Following talks with President Park Geun-Hye, Modi told a joint press briefing that the two leaders had agreed their “modest” bilateral trade was falling far short of its potential.

Modi, who took office a year ago, said his visit to South Korea came at a time of renewed momentum in the Indian economy as his government pursues a comprehensive modernisation programme.

“We have a special focus on infrastructure and developing a world class manufacturing sector.
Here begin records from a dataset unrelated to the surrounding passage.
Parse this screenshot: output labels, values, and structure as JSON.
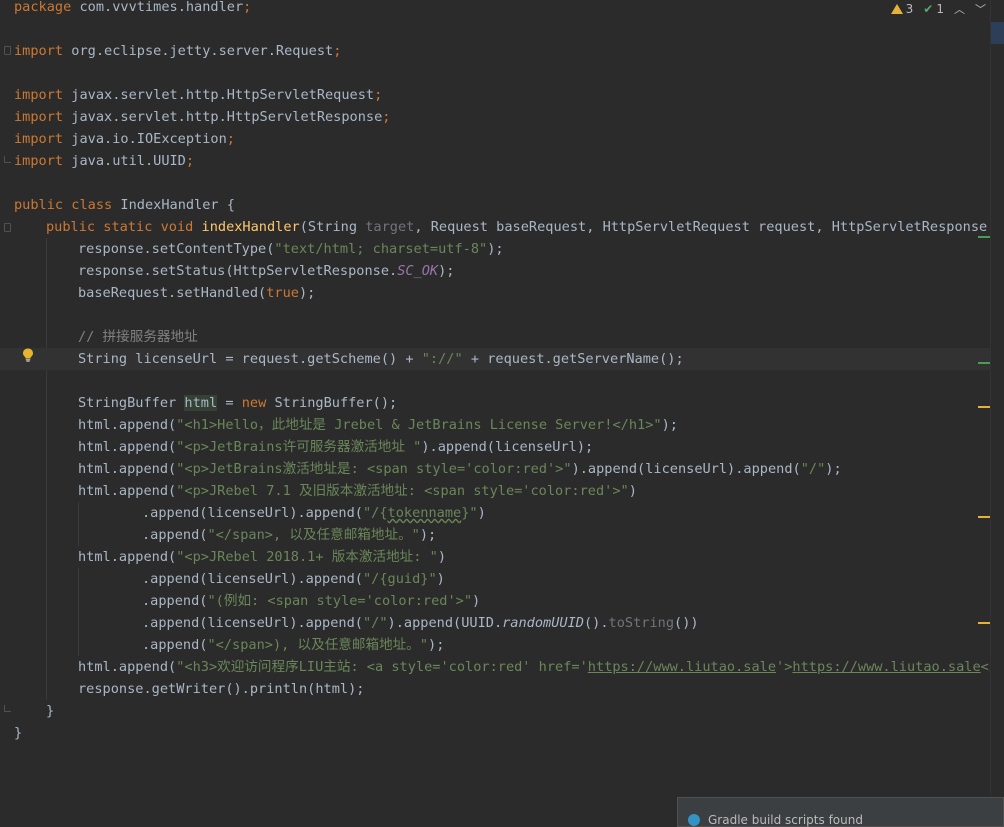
{
  "inspections": {
    "warnings": "3",
    "weak_warnings": "1"
  },
  "code": {
    "package_kw": "package",
    "package_name": " com.vvvtimes.handler",
    "semi": ";",
    "import_kw": "import",
    "imports": [
      " org.eclipse.jetty.server.Request",
      " javax.servlet.http.HttpServletRequest",
      " javax.servlet.http.HttpServletResponse",
      " java.io.IOException",
      " java.util.UUID"
    ],
    "class_decl": {
      "public": "public",
      "class": " class",
      "name": " IndexHandler {"
    },
    "method_decl": {
      "mods": "public static void",
      "name": "indexHandler",
      "open": "(String ",
      "unused_param": "target",
      "rest": ", Request baseRequest, HttpServletRequest request, HttpServletResponse re"
    },
    "l1": {
      "a": "response.setContentType(",
      "s": "\"text/html; charset=utf-8\"",
      "b": ");"
    },
    "l2": {
      "a": "response.setStatus(HttpServletResponse.",
      "f": "SC_OK",
      "b": ");"
    },
    "l3": {
      "a": "baseRequest.setHandled(",
      "k": "true",
      "b": ");"
    },
    "comment": "// 拼接服务器地址",
    "l4": {
      "a": "String licenseUrl = request.getScheme() + ",
      "s": "\"://\"",
      "b": " + request.getServerName();"
    },
    "l5": {
      "a": "StringBuffer ",
      "v": "html",
      "b": " = ",
      "k": "new",
      "c": " StringBuffer();"
    },
    "l6": {
      "a": "html.append(",
      "s": "\"<h1>Hello，此地址是 Jrebel & JetBrains License Server!</h1>\"",
      "b": ");"
    },
    "l7": {
      "a": "html.append(",
      "s": "\"<p>JetBrains许可服务器激活地址 \"",
      "b": ").append(licenseUrl);"
    },
    "l8": {
      "a": "html.append(",
      "s": "\"<p>JetBrains激活地址是: <span style='color:red'>\"",
      "b": ").append(licenseUrl).append(",
      "s2": "\"/\"",
      "c": ");"
    },
    "l9": {
      "a": "html.append(",
      "s": "\"<p>JRebel 7.1 及旧版本激活地址: <span style='color:red'>\"",
      "b": ")"
    },
    "l10": {
      "a": ".append(licenseUrl).append(",
      "s1": "\"/{",
      "typo": "tokenname",
      "s2": "}\"",
      "b": ")"
    },
    "l11": {
      "a": ".append(",
      "s": "\"</span>, 以及任意邮箱地址。\"",
      "b": ");"
    },
    "l12": {
      "a": "html.append(",
      "s": "\"<p>JRebel 2018.1+ 版本激活地址: \"",
      "b": ")"
    },
    "l13": {
      "a": ".append(licenseUrl).append(",
      "s": "\"/{guid}\"",
      "b": ")"
    },
    "l14": {
      "a": ".append(",
      "s": "\"(例如: <span style='color:red'>\"",
      "b": ")"
    },
    "l15": {
      "a": ".append(licenseUrl).append(",
      "s": "\"/\"",
      "b": ").append(UUID.",
      "i": "randomUUID",
      "c": "().",
      "g": "toString",
      "d": "())"
    },
    "l16": {
      "a": ".append(",
      "s": "\"</span>), 以及任意邮箱地址。\"",
      "b": ");"
    },
    "l17": {
      "a": "html.append(",
      "s1": "\"<h3>欢迎访问程序LIU主站: <a style='color:red' href='",
      "u1": "https://www.liutao.sale",
      "s2": "'>",
      "u2": "https://www.liutao.sale",
      "s3": "</a><"
    },
    "l18": "response.getWriter().println(html);",
    "close_method": "}",
    "close_class": "}"
  },
  "notification": {
    "text": "Gradle build scripts found"
  },
  "colors": {
    "background": "#2b2b2b",
    "keyword": "#cc7832",
    "string": "#6a8759",
    "method": "#ffc66d",
    "comment": "#808080",
    "static_field": "#9876aa",
    "warning": "#e5b235"
  }
}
Korea can be a leading partner in this enterprise,” he said.

His trip - part of a six-day East Asia tour - is packed with a whirlwind of meetings with business tycoons from South Korea’s largest conglomerates, including Hyundai, Samsung and LG.

All three manufacturing giants operate plants in India where they enjoy sizeable shares of the vast consumer market for cars, smartphones and home appliances.

“Korean companies have the edge to succeed in India,” Modi said, who stressed the opportunities being created by his “Make in India” initiative aimed at boosting the nation’s relatively weak manufacturing sector.

Hyundai Motor Company, South Korea’s largest carmaker, operates two plants in the southern Indian city of Chennai, and expanding that investment is expected to be high on the agenda during a meeting between Modi and Hyundai Motor chairman Chung Mong-Koo on Tuesday.

A planned meeting with J.K. Shin - the head of Samsung’s mobile unit -is also expected to help accelerate the South Korean firm’s reported plans to build a third plant in India, one of the world’s fastest-growing handset markets.

And Modi is scheduled to visit the main shipyard of the world’s largest shipbuilder, Hyundai Heavy Industries, in the southern city of Ulsan to meet with its chairman Choi Kil-Seon.

India also needs help upgrading its outdated transport infrastructure - a constant source of frustration among foreign firms operating there.

South Korea’s Finance Ministry and the Export-Import Bank of Korea said Monday they intended to provide $10 billion dollars in loans and funding for Indian infrastructure projects including railways and power generation.

“We have laid the foundation for a relationship that two major Asian countries with shared values should have,” Modi said.